#### [Provided entries]
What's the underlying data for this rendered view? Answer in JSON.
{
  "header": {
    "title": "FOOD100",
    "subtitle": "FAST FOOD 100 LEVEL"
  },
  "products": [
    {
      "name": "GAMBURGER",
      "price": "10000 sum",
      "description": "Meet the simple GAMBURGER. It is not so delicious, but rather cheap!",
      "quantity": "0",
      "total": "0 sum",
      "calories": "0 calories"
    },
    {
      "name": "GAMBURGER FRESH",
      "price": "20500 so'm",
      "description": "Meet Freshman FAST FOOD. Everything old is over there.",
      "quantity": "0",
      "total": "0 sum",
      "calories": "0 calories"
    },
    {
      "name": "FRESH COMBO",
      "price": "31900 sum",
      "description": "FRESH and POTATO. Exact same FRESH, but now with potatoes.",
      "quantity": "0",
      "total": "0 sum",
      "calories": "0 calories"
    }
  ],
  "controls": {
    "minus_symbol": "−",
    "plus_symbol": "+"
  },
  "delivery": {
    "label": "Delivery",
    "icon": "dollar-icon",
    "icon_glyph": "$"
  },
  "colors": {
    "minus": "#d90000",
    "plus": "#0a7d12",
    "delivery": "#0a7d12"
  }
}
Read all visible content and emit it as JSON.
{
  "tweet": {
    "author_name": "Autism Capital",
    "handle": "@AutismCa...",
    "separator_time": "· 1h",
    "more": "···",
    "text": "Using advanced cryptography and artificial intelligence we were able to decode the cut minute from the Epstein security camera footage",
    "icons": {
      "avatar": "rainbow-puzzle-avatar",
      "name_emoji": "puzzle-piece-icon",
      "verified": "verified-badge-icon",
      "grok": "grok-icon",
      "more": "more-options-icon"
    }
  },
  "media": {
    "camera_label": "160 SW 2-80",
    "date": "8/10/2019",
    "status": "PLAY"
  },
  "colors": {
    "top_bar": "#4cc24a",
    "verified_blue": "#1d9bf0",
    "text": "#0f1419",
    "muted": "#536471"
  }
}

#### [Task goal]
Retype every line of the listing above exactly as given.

#### [Solution for this task]
What's the underlying data for this rendered view? Answer in JSON.
{
  "header": {
    "title": "FOOD100",
    "subtitle": "FAST FOOD 100 LEVEL"
  },
  "products": [
    {
      "name": "GAMBURGER",
      "price": "10000 sum",
      "description": "Meet the simple GAMBURGER. It is not so delicious, but rather cheap!",
      "quantity": "0",
      "total": "0 sum",
      "calories": "0 calories"
    },
    {
      "name": "GAMBURGER FRESH",
      "price": "20500 so'm",
      "description": "Meet Freshman FAST FOOD. Everything old is over there.",
      "quantity": "0",
      "total": "0 sum",
      "calories": "0 calories"
    },
    {
      "name": "FRESH COMBO",
      "price": "31900 sum",
      "description": "FRESH and POTATO. Exact same FRESH, but now with potatoes.",
      "quantity": "0",
      "total": "0 sum",
      "calories": "0 calories"
    }
  ],
  "controls": {
    "minus_symbol": "−",
    "plus_symbol": "+"
  },
  "delivery": {
    "label": "Delivery",
    "icon": "dollar-icon",
    "icon_glyph": "$"
  },
  "colors": {
    "minus": "#d90000",
    "plus": "#0a7d12",
    "delivery": "#0a7d12"
  }
}
Read all visible content and emit it as JSON.
{
  "tweet": {
    "author_name": "Autism Capital",
    "handle": "@AutismCa...",
    "separator_time": "· 1h",
    "more": "···",
    "text": "Using advanced cryptography and artificial intelligence we were able to decode the cut minute from the Epstein security camera footage",
    "icons": {
      "avatar": "rainbow-puzzle-avatar",
      "name_emoji": "puzzle-piece-icon",
      "verified": "verified-badge-icon",
      "grok": "grok-icon",
      "more": "more-options-icon"
    }
  },
  "media": {
    "camera_label": "160 SW 2-80",
    "date": "8/10/2019",
    "status": "PLAY"
  },
  "colors": {
    "top_bar": "#4cc24a",
    "verified_blue": "#1d9bf0",
    "text": "#0f1419",
    "muted": "#536471"
  }
}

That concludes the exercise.